Among the entries below, find how many lines carry the word "için" and state only that figure.

========

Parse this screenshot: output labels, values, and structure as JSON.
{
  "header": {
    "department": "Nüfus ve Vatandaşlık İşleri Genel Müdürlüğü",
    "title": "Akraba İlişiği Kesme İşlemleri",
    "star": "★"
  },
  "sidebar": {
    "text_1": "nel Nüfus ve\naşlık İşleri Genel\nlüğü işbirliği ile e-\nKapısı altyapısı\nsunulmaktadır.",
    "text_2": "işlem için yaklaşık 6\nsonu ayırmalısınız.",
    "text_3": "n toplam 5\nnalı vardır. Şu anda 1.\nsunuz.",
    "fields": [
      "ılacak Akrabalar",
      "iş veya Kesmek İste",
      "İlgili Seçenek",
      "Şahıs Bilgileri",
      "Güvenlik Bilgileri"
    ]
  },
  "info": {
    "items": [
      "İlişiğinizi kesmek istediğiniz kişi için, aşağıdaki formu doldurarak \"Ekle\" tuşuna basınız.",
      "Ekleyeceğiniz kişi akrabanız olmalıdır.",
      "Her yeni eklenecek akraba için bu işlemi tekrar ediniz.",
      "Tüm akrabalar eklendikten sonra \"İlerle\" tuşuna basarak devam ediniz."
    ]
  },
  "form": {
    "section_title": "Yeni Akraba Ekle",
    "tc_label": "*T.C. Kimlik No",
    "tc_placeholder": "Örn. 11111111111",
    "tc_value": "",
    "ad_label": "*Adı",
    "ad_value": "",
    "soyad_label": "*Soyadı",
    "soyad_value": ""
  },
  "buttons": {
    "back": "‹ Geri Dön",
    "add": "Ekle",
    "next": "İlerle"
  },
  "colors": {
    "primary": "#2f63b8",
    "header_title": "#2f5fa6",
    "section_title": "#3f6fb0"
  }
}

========

> **Result of this exercise**:
3